I believe it is not safe. As the American Food and Drug Administration (FDA) reports in its website, “Patients who buy prescription drugs from websites operating outside the law are at increased risk of suffering life-threatening adverse events, such as side effects from inappropriately prescribed medications, dangerous drug interactions, contaminated drugs, and impure or unknown ingredients found in unapproved drugs.”
The FDA goes on to warn “… certain drugs be dispensed only with a valid prescription because they are not safe for use without the supervision of a licensed health care practitioner. Generally, before the practitioner issues a prescription for a drug the patient has never taken before, he or she must first examine the patient to determine the appropriate treatment. Subsequently, the patient receives the drug from a registered pharmacist working in a licensed pharmacy that meets state practice standards.” That situation is certainly not the case when you look at buying blue diamonds over the ‘net, is it?
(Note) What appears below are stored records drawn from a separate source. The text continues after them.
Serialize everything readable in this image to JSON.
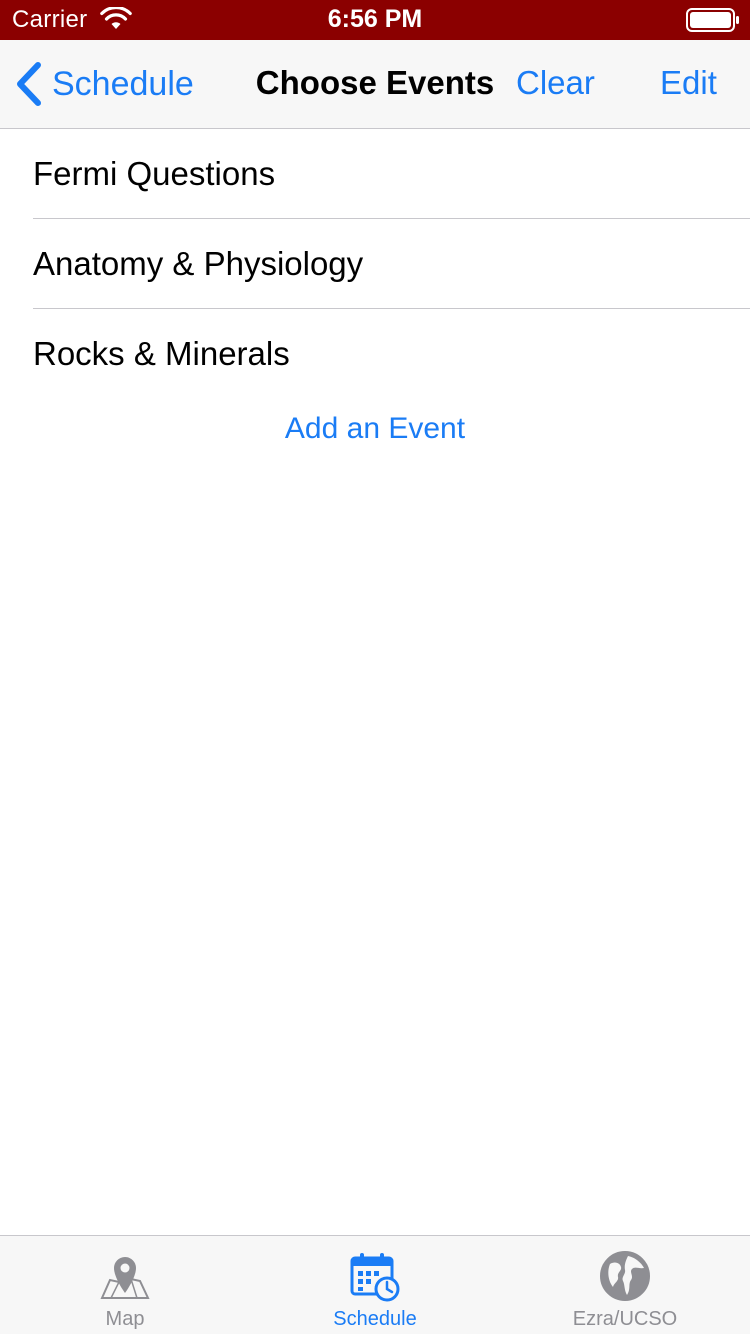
{
  "status_bar": {
    "carrier": "Carrier",
    "time": "6:56 PM"
  },
  "nav": {
    "back_label": "Schedule",
    "title": "Choose Events",
    "clear_label": "Clear",
    "edit_label": "Edit"
  },
  "events": [
    {
      "name": "Fermi Questions"
    },
    {
      "name": "Anatomy & Physiology"
    },
    {
      "name": "Rocks & Minerals"
    }
  ],
  "add_event_label": "Add an Event",
  "tabs": [
    {
      "label": "Map",
      "icon": "map-icon",
      "active": false
    },
    {
      "label": "Schedule",
      "icon": "calendar-icon",
      "active": true
    },
    {
      "label": "Ezra/UCSO",
      "icon": "globe-icon",
      "active": false
    }
  ],
  "colors": {
    "status_bar_bg": "#8b0000",
    "accent": "#1a7cf5",
    "inactive_tab": "#8e8e93"
  }
}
The incidence of internet pseudo-pharmacies is also very high. In the US, according to the American Medical Association, there are at least 400 web sites that both dispense and offer a prescribing service – half of these sites are located in foreign countries. Some have estimated that the number of websites selling prescription drugs may now be closer to 1,000.
As far as I can see it, one of the big problems is the lack of regulation that these “net pharmacies” work under. Are the blue diamonds ‘real’ blue diamonds?
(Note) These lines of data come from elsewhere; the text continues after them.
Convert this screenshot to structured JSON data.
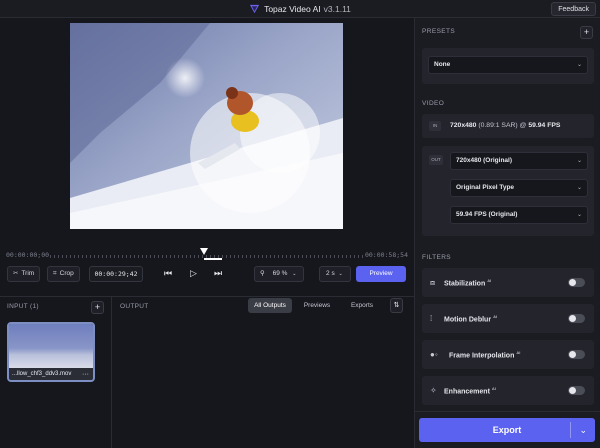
{
  "app": {
    "title": "Topaz Video AI",
    "version": "v3.1.11",
    "feedback_label": "Feedback"
  },
  "timeline": {
    "start_time": "00:00:00;00",
    "end_time": "00:00:58;54"
  },
  "controls": {
    "trim_label": "Trim",
    "crop_label": "Crop",
    "timecode": "00:00:29;42",
    "zoom_value": "69",
    "zoom_unit": "%",
    "seconds_value": "2",
    "seconds_unit": "s",
    "preview_label": "Preview"
  },
  "input_panel": {
    "label": "INPUT (1)",
    "file_name": "...llow_chf3_ddv3.mov"
  },
  "output_panel": {
    "label": "OUTPUT",
    "tabs": [
      "All Outputs",
      "Previews",
      "Exports"
    ],
    "active_tab": "All Outputs"
  },
  "sidebar": {
    "presets_label": "PRESETS",
    "preset_value": "None",
    "video_label": "VIDEO",
    "in_tag": "IN",
    "out_tag": "OUT",
    "input_res": "720x480",
    "input_sar": "(0.89:1 SAR) @",
    "input_fps": "59.94 FPS",
    "output_resolution": "720x480 (Original)",
    "output_pixel_type": "Original Pixel Type",
    "output_fps": "59.94 FPS (Original)",
    "filters_label": "FILTERS",
    "filters": [
      {
        "label": "Stabilization",
        "ai": "AI",
        "icon": "stabilization-icon",
        "enabled": false
      },
      {
        "label": "Motion Deblur",
        "ai": "AI",
        "icon": "motion-deblur-icon",
        "enabled": false
      },
      {
        "label": "Frame Interpolation",
        "ai": "AI",
        "icon": "frame-interpolation-icon",
        "enabled": false
      },
      {
        "label": "Enhancement",
        "ai": "AI",
        "icon": "enhancement-icon",
        "enabled": false
      }
    ],
    "export_label": "Export"
  },
  "colors": {
    "accent": "#5b62f0",
    "background": "#16171d",
    "panel": "#1b1c22",
    "card": "#23242c"
  }
}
According to the World Health Organization (WHO), it has been fighting drug counterfeiting since it became a major threat in the 1980s. The problem was first noticed by the pharmaceutical industry. They saw that their own products were being copied, and it went on from there.
In fact, the WHO estimates that 25 percent of medications bought in street markets in developing countries are fake. My own experience in some of the poorer SE Asian countries has been that another 50 percent are real but out of date, leaving around 25 percent genuine manufacturer’s stock.
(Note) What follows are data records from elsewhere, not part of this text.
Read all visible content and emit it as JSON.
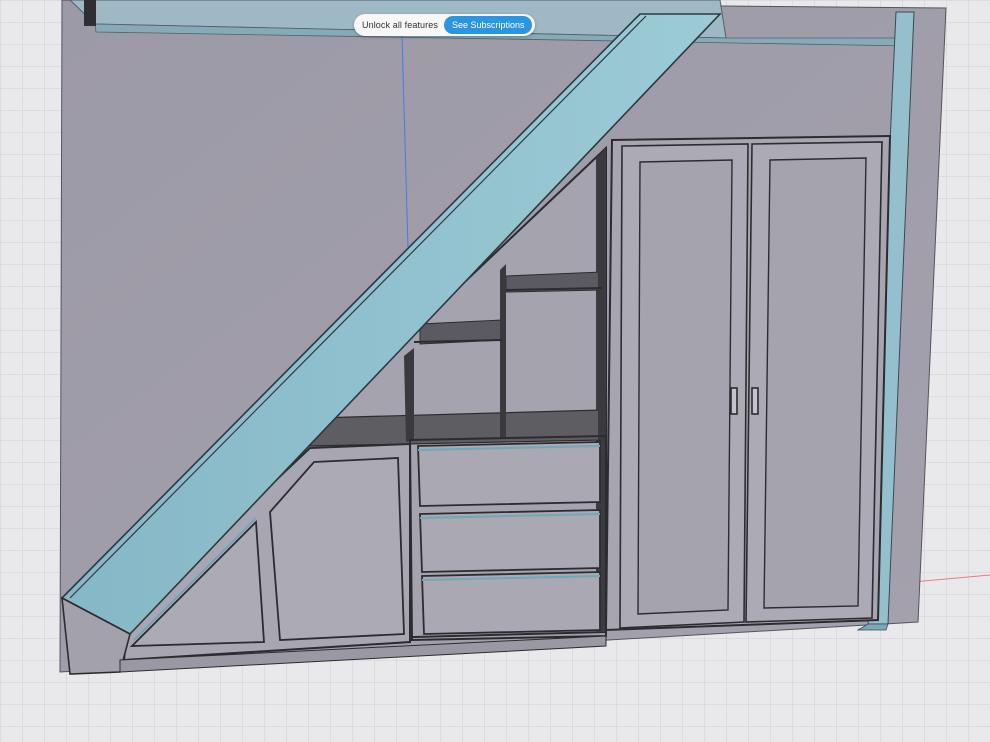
{
  "app": {
    "name": "3D modeling app viewport"
  },
  "banner": {
    "message": "Unlock all features",
    "button_label": "See Subscriptions"
  },
  "colors": {
    "background_grid": "#e9e9ec",
    "grid_line": "#c6c6cc",
    "wall": "#9c99a6",
    "cabinet_face": "#a9a7b1",
    "cabinet_edge": "#2c2c30",
    "stair_stringer": "#8fbecc",
    "stair_stringer_side": "#7aa9b8",
    "shelf_interior": "#5c5b5f",
    "banner_button": "#2a95e0",
    "axis_blue": "#3e7ee0",
    "axis_red": "#e06060"
  },
  "scene": {
    "object": "under-stair-cabinet-model",
    "components": {
      "wardrobe_doors": 2,
      "drawers": 3,
      "open_shelf_compartments": 4,
      "angled_cupboard_doors": 2
    }
  }
}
Some authors say that the figures are even worse than that. An international study published in Tropical Medicine and International Health in 2004 found that 53 percent of Artesunate tablet packs sold in the region did not contain Artesunate, a vital antimalarial drug. You can see the danger.
The reports come in from all over the world. The WHO cited the case of a counterfeit iron preparation that has killed pregnant women in Argentina. Hundreds of children in Bangladesh suffered kidney failure and many died due to a fake paracetamol syrup diluted with diethylene glycol, according to a study published in the BMJ.
The FDA in the US estimates that worldwide sales of fake drugs exceed USD 3.5 billion per year, according to a paper published in April 2005. The Center for Medicines in the Public Interest in the US predicts that counterfeit drug sales could reach USD 75 billion globally if action is not taken to curb the trade.
According to WHO, drugs commonly counterfeited include antibiotics, antimalarials, hormones and steroids. Increasingly, anticancer and antiviral drugs are also faked. And you can add to that, the ‘blue diamonds’. Never forget the phrase “Caveat emptor” (Let the buyer beware).
You have been warned. Get your medications on prescription from a registered pharmacy you can trust.